dare

After a year of ‘hope’, I started searching for my one word for 2014.

It’s all part of the One Word 365 project, an alternative to New Year’s resolutions. You choose one word to shape the year, a word that will act as a kind of compass, guiding your steps and influencing your decisions.

The word I have settled on for 2014 is dare.

I’m not sure if I really chose it: it didn’t feel as rational as that. I just prayed and thought a bit and before long I found that dare would not leave me alone. First it kept jumping into my head, then I started seeing it all over the place – in book titles, in a talk at church and even on Facebook status updates.

I’m excited about this word for my current stage of life. With all the offspring away at university there seems a spaciousness about the days, an opportunity to launch out into new things that wasn’t there before.

At the same time I’m watching my parents become increasingly frail and am more aware than ever before that we cannot take a healthy body or mind for granted.

Reflecting on dare I’ve realised how easy it is for some of us to play safe in life – and how much we might miss in the process.

:: If we play safe in relationships we will possibly avoid getting hurt – but we will also stop ourselves from enjoying the deep rewards of community.

:: If we always stay quiet in order to keep the peace, we can never be instruments of change.

:: If we are over-cautious with money we can miss the opportunity to invest our lives in projects that could benefit people long after we are dead.

:: If we stay in the shadows because we fear people will ridicule us or judge us harshly, we will never discover what we might have accomplished in the light.

In 2014 I want to change from being Mrs Cautious to becoming someone who dares.

I will dare to love people even though they might not love me back.
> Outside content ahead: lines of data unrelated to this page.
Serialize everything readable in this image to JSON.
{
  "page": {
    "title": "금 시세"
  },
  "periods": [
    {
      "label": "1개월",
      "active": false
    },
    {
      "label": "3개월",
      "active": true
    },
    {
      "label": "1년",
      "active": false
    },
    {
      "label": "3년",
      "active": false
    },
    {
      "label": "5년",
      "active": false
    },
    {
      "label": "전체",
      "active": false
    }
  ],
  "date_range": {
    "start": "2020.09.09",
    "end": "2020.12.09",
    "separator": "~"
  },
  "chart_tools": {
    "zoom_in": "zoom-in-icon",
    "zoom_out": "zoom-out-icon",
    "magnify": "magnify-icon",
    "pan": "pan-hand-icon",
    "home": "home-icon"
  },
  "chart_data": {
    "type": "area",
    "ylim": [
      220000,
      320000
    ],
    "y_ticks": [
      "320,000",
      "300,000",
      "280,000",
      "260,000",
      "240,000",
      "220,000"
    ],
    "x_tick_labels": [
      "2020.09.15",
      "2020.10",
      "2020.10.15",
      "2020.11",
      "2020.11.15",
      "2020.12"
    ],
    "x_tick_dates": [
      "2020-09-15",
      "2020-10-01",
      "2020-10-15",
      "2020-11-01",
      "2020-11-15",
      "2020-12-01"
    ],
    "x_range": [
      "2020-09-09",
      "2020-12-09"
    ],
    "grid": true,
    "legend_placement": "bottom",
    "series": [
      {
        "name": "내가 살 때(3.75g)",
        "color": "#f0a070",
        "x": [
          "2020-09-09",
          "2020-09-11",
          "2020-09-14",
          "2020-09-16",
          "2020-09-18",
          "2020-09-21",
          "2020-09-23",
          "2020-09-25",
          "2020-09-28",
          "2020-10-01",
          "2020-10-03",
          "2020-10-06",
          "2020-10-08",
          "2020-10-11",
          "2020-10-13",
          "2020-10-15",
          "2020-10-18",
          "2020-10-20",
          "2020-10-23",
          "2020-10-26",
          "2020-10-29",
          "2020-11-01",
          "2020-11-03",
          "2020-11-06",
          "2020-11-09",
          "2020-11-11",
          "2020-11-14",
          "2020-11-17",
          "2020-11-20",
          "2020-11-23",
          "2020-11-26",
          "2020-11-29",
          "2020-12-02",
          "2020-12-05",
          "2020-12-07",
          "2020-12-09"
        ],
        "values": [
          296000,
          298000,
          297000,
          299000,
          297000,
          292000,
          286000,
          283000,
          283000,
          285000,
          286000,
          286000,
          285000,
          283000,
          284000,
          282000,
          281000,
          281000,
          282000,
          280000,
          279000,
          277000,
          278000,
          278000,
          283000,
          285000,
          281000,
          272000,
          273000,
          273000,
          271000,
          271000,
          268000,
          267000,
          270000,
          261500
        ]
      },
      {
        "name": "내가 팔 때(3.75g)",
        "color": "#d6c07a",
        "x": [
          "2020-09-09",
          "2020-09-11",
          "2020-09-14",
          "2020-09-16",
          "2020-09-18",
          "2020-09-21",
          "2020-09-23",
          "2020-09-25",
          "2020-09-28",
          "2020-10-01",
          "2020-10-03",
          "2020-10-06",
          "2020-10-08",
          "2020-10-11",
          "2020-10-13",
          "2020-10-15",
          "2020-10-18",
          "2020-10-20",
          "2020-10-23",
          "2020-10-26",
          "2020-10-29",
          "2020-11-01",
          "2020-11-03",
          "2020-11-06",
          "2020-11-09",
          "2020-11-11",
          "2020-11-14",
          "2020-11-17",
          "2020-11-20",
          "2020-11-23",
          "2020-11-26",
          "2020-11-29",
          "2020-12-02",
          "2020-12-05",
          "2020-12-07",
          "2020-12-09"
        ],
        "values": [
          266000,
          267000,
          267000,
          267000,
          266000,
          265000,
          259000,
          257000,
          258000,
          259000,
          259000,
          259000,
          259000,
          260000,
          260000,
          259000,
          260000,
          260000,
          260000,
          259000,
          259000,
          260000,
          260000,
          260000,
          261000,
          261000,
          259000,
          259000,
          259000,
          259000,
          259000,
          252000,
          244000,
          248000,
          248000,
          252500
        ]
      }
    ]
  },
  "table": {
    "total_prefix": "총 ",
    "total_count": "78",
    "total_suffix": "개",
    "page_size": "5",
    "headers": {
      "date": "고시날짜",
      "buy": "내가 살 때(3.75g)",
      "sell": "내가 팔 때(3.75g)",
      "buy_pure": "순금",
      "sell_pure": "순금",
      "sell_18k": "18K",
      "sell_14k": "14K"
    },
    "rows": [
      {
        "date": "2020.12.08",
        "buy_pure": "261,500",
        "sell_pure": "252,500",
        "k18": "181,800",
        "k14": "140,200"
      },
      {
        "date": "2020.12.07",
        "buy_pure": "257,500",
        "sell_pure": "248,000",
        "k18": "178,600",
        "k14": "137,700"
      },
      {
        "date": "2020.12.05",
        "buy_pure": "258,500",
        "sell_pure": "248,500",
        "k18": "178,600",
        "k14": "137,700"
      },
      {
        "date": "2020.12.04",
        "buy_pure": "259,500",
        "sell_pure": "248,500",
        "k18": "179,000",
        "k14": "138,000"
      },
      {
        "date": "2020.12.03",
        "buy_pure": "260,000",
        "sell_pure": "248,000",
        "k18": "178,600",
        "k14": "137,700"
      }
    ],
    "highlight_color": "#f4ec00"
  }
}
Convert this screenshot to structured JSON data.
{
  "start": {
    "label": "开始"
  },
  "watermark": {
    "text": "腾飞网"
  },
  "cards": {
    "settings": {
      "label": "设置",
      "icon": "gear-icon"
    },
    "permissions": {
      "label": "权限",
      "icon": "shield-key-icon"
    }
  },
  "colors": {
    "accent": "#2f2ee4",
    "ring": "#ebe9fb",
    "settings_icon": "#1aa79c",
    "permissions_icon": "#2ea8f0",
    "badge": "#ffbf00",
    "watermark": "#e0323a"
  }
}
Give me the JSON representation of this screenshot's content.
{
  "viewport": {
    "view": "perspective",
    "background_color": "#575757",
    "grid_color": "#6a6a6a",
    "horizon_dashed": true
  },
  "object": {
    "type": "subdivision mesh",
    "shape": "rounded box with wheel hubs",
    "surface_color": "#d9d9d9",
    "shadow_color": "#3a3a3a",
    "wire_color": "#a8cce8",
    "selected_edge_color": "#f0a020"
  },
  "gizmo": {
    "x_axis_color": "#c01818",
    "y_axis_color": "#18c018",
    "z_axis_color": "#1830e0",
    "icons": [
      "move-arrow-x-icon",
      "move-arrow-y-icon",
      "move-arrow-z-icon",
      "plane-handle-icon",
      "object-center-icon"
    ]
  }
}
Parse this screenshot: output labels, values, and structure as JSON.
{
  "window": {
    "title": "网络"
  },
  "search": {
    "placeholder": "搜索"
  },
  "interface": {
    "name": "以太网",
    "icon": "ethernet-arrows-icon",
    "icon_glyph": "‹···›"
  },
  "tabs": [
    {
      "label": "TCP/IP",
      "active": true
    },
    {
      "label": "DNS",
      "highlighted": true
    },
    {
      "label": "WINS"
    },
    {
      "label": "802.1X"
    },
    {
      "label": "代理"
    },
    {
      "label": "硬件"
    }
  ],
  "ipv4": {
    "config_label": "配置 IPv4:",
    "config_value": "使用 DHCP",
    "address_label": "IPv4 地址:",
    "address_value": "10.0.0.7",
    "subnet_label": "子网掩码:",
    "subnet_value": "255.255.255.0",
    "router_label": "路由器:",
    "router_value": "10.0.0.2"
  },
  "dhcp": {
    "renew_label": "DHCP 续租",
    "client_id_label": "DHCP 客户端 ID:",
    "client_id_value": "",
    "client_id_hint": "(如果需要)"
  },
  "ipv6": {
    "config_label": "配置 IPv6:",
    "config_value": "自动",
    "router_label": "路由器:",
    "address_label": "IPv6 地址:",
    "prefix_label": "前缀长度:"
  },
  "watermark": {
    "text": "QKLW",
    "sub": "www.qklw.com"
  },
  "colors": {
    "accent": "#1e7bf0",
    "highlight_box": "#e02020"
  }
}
I will dare to say yes to opportunities that might not work out (I’ve already started with that one – more in a couple of weeks!).

I will dare to speak my heart out more often.

I will dare to risk criticism.

I will dare to make mistakes

2014: the year of dare.

Picture by Christopher Johnson. Used under Creative Commons Licence.